» **Exercise data**
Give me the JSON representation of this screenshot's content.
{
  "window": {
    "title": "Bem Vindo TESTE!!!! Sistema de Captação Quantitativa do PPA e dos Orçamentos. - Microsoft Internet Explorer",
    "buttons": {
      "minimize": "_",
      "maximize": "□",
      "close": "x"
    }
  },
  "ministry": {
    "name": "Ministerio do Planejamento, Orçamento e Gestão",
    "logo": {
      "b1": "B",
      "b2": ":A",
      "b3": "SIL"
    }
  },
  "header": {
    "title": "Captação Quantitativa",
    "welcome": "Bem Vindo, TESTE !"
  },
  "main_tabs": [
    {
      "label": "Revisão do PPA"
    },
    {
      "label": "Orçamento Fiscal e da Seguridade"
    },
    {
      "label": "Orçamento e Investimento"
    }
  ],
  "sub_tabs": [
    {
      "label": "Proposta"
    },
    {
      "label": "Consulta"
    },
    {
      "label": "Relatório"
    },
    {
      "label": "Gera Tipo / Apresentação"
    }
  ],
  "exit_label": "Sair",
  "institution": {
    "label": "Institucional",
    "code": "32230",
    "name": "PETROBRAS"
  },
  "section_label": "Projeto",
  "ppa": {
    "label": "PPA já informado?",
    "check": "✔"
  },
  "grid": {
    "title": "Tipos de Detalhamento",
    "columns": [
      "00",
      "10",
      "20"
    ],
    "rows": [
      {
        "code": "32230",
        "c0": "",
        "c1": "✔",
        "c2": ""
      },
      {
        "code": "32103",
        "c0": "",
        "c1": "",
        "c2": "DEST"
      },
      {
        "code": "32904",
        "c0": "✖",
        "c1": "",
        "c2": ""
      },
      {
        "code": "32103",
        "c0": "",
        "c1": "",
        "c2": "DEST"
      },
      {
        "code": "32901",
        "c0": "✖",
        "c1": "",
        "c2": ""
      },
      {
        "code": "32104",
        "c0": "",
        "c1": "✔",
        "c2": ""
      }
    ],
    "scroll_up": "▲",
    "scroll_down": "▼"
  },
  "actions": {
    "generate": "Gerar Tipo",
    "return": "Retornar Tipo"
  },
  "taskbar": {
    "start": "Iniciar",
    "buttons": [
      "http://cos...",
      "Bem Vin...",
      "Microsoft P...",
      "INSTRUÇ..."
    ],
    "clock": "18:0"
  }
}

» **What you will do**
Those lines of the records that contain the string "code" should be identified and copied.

» **Written answer**
    "code": "32230",
        "code": "32230",
        "code": "32103",
        "code": "32904",
        "code": "32103",
        "code": "32901",
        "code": "32104",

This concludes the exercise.